We give each category a number

Remember they’re grouped in tens, so our first ten categories will be numbers 10-19 and they will all be related to each other.

Let’s say 10-19 is our Finance area. Category 11 might be Tax returns, 12 Payroll, and so on.

From this we know that 42 will not be a finance-related category. This is the power of the system: you know where you absolutely should not bother looking to find your data.

Now we bring in the numbers

A Johnny.Decimal number looks like this:


They’re short, memorable, and can be spoken out loud. They’re always two digits, a decimal point, and two more digits.

Say it like “forty-two eighteen” or “twelve dot oh-three”.

Before the decimal: category

The decimal point is there to break the number up, but more importantly to remind you that the number before the decimal is the important part. It’s the category.

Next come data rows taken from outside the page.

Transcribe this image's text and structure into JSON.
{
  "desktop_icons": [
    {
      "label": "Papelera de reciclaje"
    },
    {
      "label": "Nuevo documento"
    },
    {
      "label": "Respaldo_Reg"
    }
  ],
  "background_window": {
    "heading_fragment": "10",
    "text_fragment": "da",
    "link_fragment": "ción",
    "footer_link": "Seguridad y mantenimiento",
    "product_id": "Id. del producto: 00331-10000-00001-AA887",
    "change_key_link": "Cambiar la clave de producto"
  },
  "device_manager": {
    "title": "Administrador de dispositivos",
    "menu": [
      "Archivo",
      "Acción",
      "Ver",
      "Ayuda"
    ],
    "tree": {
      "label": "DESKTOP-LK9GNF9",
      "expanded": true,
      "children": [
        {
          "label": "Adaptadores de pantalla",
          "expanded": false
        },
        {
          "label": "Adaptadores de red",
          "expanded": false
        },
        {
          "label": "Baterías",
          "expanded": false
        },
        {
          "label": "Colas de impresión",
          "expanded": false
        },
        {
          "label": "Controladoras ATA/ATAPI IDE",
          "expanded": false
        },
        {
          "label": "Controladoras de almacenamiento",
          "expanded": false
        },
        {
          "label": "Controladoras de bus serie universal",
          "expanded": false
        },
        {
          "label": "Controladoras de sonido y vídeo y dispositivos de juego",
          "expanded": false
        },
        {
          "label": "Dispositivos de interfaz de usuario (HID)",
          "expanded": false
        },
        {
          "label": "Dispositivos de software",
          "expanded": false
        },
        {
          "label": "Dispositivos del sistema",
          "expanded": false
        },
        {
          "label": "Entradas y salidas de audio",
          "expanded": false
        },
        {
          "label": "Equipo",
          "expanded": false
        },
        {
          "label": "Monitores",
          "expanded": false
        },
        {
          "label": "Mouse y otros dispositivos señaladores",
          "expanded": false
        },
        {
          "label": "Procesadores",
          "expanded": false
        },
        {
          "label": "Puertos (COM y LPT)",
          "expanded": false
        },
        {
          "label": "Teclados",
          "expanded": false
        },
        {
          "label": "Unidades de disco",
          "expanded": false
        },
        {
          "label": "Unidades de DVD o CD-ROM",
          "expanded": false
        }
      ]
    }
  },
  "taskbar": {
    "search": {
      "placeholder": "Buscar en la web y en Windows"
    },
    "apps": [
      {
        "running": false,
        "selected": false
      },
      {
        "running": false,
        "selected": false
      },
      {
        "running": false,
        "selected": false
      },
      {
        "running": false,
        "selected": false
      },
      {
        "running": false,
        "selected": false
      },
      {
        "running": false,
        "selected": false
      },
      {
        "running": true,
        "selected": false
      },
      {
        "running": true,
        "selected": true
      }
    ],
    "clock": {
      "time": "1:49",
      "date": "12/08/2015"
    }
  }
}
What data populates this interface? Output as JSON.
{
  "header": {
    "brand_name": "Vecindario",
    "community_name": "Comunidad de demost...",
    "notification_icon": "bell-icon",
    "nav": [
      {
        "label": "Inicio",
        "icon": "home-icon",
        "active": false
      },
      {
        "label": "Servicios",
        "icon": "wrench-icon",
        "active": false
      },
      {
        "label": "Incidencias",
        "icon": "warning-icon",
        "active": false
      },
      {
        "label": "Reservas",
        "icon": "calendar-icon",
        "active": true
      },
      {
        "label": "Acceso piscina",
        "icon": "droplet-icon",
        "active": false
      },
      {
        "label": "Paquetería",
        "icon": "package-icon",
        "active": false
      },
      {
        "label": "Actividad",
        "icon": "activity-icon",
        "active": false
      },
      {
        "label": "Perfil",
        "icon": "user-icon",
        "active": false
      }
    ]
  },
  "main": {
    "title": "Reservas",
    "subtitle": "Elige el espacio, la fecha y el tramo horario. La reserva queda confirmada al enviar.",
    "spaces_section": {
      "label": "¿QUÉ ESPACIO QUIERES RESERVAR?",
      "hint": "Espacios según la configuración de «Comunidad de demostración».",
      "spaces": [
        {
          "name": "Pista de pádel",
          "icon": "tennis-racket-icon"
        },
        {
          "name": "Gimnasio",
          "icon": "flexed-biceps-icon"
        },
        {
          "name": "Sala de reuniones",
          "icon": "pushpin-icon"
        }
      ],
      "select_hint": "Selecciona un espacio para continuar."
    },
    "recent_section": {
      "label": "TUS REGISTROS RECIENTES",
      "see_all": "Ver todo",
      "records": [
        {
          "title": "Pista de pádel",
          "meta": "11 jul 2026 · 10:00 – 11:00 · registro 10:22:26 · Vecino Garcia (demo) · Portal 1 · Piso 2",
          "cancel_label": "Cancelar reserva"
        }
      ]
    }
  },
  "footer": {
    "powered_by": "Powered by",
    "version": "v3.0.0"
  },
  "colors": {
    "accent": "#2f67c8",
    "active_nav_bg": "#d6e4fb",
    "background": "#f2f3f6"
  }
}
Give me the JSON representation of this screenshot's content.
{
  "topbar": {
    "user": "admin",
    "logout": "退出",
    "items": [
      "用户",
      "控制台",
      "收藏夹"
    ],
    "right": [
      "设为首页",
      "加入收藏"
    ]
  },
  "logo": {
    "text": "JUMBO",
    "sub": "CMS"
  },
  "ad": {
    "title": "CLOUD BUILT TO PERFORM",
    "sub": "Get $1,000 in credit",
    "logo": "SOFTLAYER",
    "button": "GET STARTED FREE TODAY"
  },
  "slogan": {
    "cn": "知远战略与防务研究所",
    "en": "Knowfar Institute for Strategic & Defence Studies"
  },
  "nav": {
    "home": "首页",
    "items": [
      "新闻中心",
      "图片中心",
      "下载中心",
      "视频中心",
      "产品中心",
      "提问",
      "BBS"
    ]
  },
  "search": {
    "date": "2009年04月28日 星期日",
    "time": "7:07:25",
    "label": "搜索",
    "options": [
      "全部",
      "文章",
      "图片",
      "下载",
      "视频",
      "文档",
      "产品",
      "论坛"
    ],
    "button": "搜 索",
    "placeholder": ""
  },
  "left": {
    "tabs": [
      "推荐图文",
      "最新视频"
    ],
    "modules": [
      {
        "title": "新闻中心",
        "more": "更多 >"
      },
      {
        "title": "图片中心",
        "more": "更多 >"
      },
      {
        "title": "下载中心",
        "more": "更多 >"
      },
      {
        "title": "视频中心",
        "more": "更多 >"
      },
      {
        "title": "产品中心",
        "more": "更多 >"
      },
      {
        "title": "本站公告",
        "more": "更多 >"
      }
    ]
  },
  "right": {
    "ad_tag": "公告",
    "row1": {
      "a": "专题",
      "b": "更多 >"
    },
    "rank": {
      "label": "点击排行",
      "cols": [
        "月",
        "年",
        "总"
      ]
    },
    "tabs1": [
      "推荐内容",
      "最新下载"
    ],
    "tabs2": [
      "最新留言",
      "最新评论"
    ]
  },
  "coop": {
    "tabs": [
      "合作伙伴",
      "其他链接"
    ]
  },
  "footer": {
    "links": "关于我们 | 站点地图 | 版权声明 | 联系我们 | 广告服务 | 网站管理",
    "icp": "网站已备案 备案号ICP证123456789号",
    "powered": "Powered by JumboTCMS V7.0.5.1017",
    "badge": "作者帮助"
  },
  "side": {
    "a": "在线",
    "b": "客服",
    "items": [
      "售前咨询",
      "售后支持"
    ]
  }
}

The category tells you which area it’s in, because all areas start with the same number. If your category starts with the digit 1, that’s something to do with Finance.

At a glance, you know what the number contains. You’ll be astonished at how many of your category numbers you remember.

After the decimal: ID

The number after the decimal is just a counter. We call it the ID: it starts at .01 and increases with each thing you create.

In these examples, 42.18 is the 18th thing you’ve saved in your 42 category.

The 3rd thing you’ve saved in your 12 Payroll category might be 12.03 Payroll schedule 2018.

The ID doesn’t have any relevance to the item itself – remember, it’s just a counter.

I get the idea, but why bother?

Many, many reasons.

Organise your files

The most obvious use of Johnny.Decimal is in organising your folder structure.

A screenshot of a macOS Finder window, showing an organised, nested folder structure.

This is a folder structure for a small company. (The reasoning behind the folder naming structure will be explained later.)

Notice how we have four areas, each with a couple of categories. None of the areas or categories overlap. There’s only one place anything can ever be.

Even if you weren’t familiar with this folder structure, you’d be able to find your way to the sales proposals directory.

Nothing is more than two clicks away

An important restriction of the system is that you’re not allowed to create any folders inside a Johnny.Decimal folder.

This means that you’ll never get lost in layers upon layers of folders. It also makes you create quite specific folders for each thing, ensuring that you can always find what you want.

Tell people where things are

“Hey Kristy, where can I find the payroll schedule?”
“Twelve dot oh-three.”

Thanks, Kristy.

Fix your email

Put the Johnny.Decimal number in your email subject and you’ve instantly categorised everything. Your colleagues will think you have mystical powers because you’ll actually be able to find email again.

Display it on printed copies

Rather than including the complete file path on printed documentation, just add the Johnny.Decimal number.

Open files and folders instantly

Because your folders contain the Johnny.Decimal number, you can open them without reaching for the mouse.

Mac users

Press ⌘+space to bring up Spotlight. Type a Johnny.Decimal number. Press Return.

(If you like this sort of thing, check out Alfred.)

Windows users

Hit the Windows key. Type a Johnny.Decimal number in the Search box. Press Return.

Command-line users

Tab completion becomes a joy when your folders start with structured, predictable numbers. Build a small Bash script to pop you in to any folder instantly:

~ $ cjd 12.03
12.03 Payroll for 2018 $ _

Tag things in real life

Managing physical objects? Write the Johnny.Decimal number on a sticky note.

Sold? Let’s go

By now you either see the power of this and want more, or you’re confused and sad.